***** Dataset *****
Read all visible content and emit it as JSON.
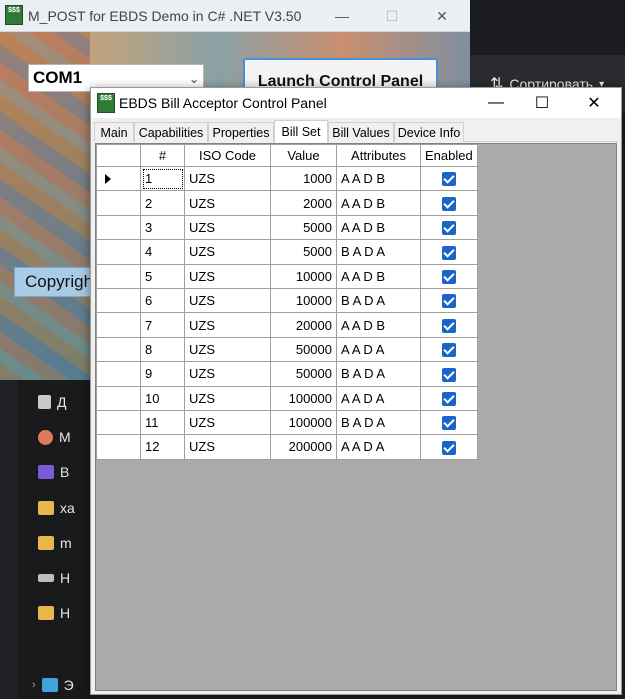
{
  "main_window": {
    "title": "M_POST for EBDS Demo in C# .NET V3.50",
    "icon_text": "$$$",
    "com_port": "COM1",
    "launch_button": "Launch Control Panel",
    "copyright_button": "Copyrigh"
  },
  "explorer": {
    "sort_label": "Сортировать",
    "sidebar_items": [
      {
        "label": "Д",
        "icon": "document-icon"
      },
      {
        "label": "M",
        "icon": "music-icon"
      },
      {
        "label": "B",
        "icon": "video-icon"
      },
      {
        "label": "xa",
        "icon": "folder-icon"
      },
      {
        "label": "m",
        "icon": "folder-icon"
      },
      {
        "label": "H",
        "icon": "drive-icon"
      },
      {
        "label": "H",
        "icon": "folder-icon"
      },
      {
        "label": "Э",
        "icon": "computer-icon"
      }
    ]
  },
  "control_panel": {
    "title": "EBDS Bill Acceptor Control Panel",
    "icon_text": "$$$",
    "tabs": [
      "Main",
      "Capabilities",
      "Properties",
      "Bill Set",
      "Bill Values",
      "Device Info"
    ],
    "active_tab": "Bill Set",
    "columns": [
      "#",
      "ISO Code",
      "Value",
      "Attributes",
      "Enabled"
    ],
    "rows": [
      {
        "num": "1",
        "iso": "UZS",
        "value": "1000",
        "attr": "A A D B",
        "enabled": true
      },
      {
        "num": "2",
        "iso": "UZS",
        "value": "2000",
        "attr": "A A D B",
        "enabled": true
      },
      {
        "num": "3",
        "iso": "UZS",
        "value": "5000",
        "attr": "A A D B",
        "enabled": true
      },
      {
        "num": "4",
        "iso": "UZS",
        "value": "5000",
        "attr": "B A D A",
        "enabled": true
      },
      {
        "num": "5",
        "iso": "UZS",
        "value": "10000",
        "attr": "A A D B",
        "enabled": true
      },
      {
        "num": "6",
        "iso": "UZS",
        "value": "10000",
        "attr": "B A D A",
        "enabled": true
      },
      {
        "num": "7",
        "iso": "UZS",
        "value": "20000",
        "attr": "A A D B",
        "enabled": true
      },
      {
        "num": "8",
        "iso": "UZS",
        "value": "50000",
        "attr": "A A D A",
        "enabled": true
      },
      {
        "num": "9",
        "iso": "UZS",
        "value": "50000",
        "attr": "B A D A",
        "enabled": true
      },
      {
        "num": "10",
        "iso": "UZS",
        "value": "100000",
        "attr": "A A D A",
        "enabled": true
      },
      {
        "num": "11",
        "iso": "UZS",
        "value": "100000",
        "attr": "B A D A",
        "enabled": true
      },
      {
        "num": "12",
        "iso": "UZS",
        "value": "200000",
        "attr": "A A D A",
        "enabled": true
      }
    ],
    "selected_row": 0
  },
  "colors": {
    "accent": "#1a66c8",
    "grid_background": "#ababab",
    "launch_border": "#4a90d9"
  }
}
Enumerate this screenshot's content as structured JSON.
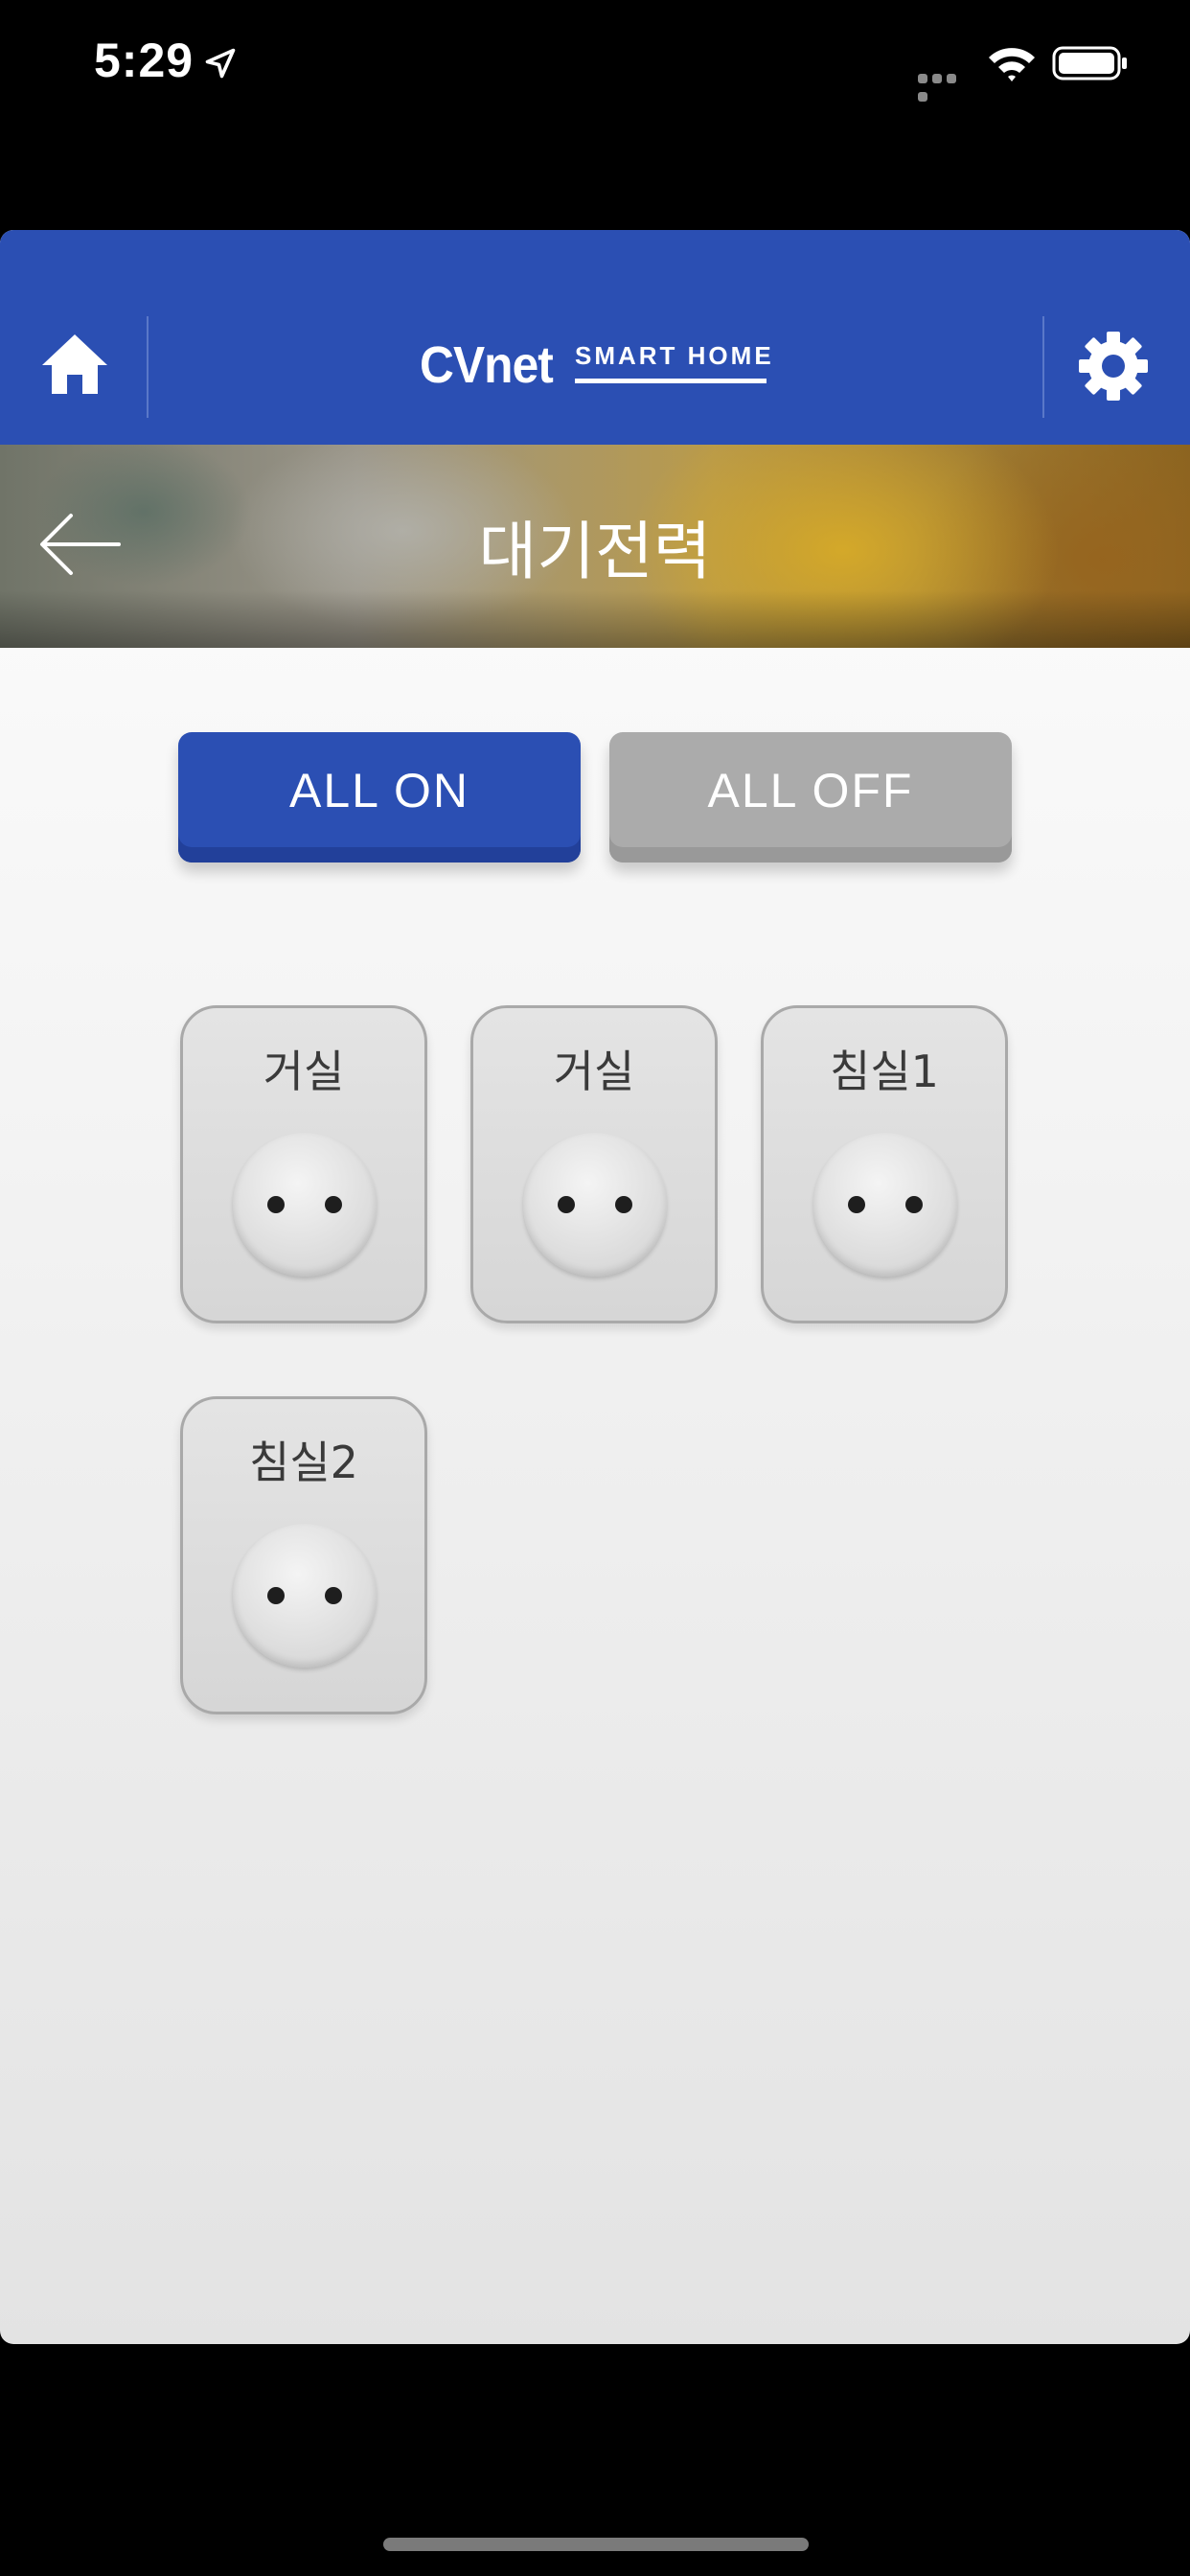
{
  "status_bar": {
    "time": "5:29"
  },
  "header": {
    "logo_main": "CVnet",
    "logo_sub": "SMART HOME"
  },
  "banner": {
    "title": "대기전력"
  },
  "controls": {
    "all_on_label": "ALL ON",
    "all_off_label": "ALL OFF"
  },
  "outlets": [
    {
      "label": "거실"
    },
    {
      "label": "거실"
    },
    {
      "label": "침실1"
    },
    {
      "label": "침실2"
    }
  ],
  "colors": {
    "brand_blue": "#2b4fb3",
    "off_gray": "#ababab"
  }
}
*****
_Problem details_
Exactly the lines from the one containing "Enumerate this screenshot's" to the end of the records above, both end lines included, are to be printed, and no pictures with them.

_Output of the exercise_
Enumerate this screenshot's content as structured JSON.
{
  "status_bar": {
    "time": "5:29"
  },
  "header": {
    "logo_main": "CVnet",
    "logo_sub": "SMART HOME"
  },
  "banner": {
    "title": "대기전력"
  },
  "controls": {
    "all_on_label": "ALL ON",
    "all_off_label": "ALL OFF"
  },
  "outlets": [
    {
      "label": "거실"
    },
    {
      "label": "거실"
    },
    {
      "label": "침실1"
    },
    {
      "label": "침실2"
    }
  ],
  "colors": {
    "brand_blue": "#2b4fb3",
    "off_gray": "#ababab"
  }
}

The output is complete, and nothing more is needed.